Action item.
For each line below that holds the word "title", make a copy.

Excerpted records.
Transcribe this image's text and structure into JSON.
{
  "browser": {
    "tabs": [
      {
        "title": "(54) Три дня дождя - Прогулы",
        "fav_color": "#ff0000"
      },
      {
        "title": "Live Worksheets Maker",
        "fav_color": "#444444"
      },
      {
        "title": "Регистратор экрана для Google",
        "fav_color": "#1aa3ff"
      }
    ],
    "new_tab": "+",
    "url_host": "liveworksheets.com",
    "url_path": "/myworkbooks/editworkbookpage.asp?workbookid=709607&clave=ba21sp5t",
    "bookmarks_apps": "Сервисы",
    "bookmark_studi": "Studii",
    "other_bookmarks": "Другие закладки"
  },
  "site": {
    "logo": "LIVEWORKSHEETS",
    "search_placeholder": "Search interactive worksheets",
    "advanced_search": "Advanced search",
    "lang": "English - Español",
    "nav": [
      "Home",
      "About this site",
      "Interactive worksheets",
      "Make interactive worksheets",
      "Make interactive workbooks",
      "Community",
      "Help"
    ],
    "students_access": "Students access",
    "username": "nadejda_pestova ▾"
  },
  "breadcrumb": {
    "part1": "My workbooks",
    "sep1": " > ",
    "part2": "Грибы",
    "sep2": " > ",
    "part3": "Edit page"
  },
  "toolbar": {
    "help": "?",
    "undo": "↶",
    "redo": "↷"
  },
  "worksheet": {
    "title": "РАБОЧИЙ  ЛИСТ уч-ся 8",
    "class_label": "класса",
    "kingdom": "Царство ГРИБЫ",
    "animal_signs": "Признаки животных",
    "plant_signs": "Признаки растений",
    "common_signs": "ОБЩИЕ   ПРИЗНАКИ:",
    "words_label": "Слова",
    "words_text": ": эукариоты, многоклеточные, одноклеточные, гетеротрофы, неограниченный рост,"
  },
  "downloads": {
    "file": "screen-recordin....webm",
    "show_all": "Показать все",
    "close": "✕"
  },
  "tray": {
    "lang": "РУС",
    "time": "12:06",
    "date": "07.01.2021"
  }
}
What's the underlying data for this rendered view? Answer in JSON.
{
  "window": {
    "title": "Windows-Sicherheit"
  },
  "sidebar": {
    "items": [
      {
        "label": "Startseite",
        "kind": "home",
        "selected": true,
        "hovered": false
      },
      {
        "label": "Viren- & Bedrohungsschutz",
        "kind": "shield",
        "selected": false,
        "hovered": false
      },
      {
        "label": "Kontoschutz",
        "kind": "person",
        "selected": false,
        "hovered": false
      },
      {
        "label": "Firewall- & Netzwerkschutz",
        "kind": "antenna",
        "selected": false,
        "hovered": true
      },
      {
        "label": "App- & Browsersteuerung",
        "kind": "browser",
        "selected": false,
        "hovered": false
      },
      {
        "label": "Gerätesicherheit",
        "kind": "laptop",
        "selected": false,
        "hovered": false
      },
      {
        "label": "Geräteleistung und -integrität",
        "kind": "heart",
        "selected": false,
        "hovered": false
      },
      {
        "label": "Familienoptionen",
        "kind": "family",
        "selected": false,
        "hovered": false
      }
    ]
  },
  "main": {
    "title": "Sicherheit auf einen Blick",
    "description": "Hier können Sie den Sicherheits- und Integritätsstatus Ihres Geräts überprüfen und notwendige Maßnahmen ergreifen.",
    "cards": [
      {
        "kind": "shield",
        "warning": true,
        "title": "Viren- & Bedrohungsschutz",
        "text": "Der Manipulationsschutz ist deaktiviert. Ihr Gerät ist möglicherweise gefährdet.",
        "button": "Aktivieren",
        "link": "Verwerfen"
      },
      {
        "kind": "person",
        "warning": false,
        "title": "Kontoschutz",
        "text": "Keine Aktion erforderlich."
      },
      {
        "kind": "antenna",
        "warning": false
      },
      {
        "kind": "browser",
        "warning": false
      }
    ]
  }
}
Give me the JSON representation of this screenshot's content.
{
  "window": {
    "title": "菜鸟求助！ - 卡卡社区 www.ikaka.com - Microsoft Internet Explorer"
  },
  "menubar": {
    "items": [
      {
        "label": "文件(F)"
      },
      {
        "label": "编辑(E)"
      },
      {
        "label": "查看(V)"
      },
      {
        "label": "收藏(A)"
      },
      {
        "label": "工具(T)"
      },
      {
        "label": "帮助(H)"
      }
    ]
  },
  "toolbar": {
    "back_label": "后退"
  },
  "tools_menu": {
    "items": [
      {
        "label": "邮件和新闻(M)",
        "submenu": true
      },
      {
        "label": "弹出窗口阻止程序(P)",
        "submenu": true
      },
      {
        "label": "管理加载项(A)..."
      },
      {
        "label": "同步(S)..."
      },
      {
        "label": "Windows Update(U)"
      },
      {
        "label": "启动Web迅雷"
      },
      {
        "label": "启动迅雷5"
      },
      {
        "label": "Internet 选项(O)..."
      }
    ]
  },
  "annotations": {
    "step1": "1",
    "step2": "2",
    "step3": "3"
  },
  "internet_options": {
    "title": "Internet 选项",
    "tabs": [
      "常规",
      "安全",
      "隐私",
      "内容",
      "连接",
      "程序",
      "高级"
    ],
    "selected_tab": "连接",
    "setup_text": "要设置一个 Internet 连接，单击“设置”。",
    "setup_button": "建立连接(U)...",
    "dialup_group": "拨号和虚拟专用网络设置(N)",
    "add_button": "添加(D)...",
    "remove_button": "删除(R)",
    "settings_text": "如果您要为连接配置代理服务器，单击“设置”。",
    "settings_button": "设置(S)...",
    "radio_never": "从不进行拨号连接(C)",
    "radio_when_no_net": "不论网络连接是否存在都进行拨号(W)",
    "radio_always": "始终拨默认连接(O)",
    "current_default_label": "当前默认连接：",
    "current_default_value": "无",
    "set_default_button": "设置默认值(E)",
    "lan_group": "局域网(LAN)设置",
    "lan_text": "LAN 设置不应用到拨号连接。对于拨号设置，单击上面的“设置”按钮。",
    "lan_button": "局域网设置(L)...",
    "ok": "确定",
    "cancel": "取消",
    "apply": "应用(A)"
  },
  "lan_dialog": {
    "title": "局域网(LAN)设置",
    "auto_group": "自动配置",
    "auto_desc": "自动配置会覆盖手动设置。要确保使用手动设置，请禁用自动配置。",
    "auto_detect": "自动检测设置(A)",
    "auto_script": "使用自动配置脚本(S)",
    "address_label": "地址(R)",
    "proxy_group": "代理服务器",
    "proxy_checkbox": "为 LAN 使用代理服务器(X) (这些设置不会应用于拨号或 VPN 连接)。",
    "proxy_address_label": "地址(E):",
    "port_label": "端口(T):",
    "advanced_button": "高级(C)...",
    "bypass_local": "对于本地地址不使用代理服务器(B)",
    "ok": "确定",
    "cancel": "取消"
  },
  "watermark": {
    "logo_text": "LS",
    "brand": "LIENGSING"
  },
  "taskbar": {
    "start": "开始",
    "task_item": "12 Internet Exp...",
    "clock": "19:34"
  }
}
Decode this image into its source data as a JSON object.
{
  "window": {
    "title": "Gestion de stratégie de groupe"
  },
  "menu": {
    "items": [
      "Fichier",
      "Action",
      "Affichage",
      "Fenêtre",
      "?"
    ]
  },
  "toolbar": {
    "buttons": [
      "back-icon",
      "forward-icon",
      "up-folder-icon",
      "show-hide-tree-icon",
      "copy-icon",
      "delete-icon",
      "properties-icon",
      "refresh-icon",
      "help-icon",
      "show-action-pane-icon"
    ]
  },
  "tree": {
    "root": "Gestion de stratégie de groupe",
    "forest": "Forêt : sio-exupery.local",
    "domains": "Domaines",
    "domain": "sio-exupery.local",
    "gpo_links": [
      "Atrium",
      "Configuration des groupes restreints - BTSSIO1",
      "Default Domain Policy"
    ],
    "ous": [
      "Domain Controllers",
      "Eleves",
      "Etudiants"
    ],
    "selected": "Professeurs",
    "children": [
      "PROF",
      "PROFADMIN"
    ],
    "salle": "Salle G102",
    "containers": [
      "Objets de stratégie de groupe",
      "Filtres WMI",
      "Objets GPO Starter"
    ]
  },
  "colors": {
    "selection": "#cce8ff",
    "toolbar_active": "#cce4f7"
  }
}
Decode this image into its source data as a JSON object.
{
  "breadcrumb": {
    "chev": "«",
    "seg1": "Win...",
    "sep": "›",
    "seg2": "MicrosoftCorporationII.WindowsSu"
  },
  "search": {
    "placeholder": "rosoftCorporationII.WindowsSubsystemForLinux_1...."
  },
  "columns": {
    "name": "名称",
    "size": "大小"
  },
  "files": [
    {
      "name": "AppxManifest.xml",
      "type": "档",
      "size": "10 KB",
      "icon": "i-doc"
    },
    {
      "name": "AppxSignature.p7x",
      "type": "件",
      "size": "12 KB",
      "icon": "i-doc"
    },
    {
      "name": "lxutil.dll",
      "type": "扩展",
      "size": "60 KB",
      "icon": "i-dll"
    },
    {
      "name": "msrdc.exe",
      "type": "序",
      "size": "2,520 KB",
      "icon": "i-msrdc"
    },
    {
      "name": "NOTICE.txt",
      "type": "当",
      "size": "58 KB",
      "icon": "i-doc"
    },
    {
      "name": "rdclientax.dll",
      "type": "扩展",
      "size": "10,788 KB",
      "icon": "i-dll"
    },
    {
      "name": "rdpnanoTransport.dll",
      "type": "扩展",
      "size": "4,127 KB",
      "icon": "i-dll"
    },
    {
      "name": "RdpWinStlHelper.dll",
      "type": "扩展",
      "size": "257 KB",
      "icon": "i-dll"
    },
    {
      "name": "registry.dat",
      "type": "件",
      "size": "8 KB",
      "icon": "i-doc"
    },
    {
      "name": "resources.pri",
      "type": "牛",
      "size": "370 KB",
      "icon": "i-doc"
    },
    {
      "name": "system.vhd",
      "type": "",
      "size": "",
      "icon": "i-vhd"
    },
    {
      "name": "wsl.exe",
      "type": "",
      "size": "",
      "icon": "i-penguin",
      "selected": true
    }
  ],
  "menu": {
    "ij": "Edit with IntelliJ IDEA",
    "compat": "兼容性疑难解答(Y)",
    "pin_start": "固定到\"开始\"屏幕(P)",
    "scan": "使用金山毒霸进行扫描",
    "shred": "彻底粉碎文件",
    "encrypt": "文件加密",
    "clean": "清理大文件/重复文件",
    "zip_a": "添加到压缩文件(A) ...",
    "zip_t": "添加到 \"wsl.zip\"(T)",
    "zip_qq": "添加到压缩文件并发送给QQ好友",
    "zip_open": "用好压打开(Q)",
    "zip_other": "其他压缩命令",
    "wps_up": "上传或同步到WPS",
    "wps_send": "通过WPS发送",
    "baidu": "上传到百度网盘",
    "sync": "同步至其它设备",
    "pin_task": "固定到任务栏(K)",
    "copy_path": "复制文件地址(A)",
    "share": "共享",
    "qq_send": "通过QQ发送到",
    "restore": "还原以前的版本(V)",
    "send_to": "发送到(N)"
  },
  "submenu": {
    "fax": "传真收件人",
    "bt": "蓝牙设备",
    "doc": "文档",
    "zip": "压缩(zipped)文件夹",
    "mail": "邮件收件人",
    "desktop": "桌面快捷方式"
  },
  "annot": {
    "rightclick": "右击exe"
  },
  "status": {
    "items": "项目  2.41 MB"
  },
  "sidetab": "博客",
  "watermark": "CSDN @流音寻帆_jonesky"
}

Solution to this exercise.
        "title": "(54) Три дня дождя - Прогулы",
        "title": "Live Worksheets Maker",
        "title": "Регистратор экрана для Google",
    "title": "РАБОЧИЙ  ЛИСТ уч-ся 8",
    "title": "Windows-Sicherheit"
    "title": "Sicherheit auf einen Blick",
        "title": "Viren- & Bedrohungsschutz",
        "title": "Kontoschutz",
    "title": "菜鸟求助！ - 卡卡社区 www.ikaka.com - Microsoft Internet Explorer"
    "title": "Internet 选项",
    "title": "局域网(LAN)设置",
    "title": "Gestion de stratégie de groupe"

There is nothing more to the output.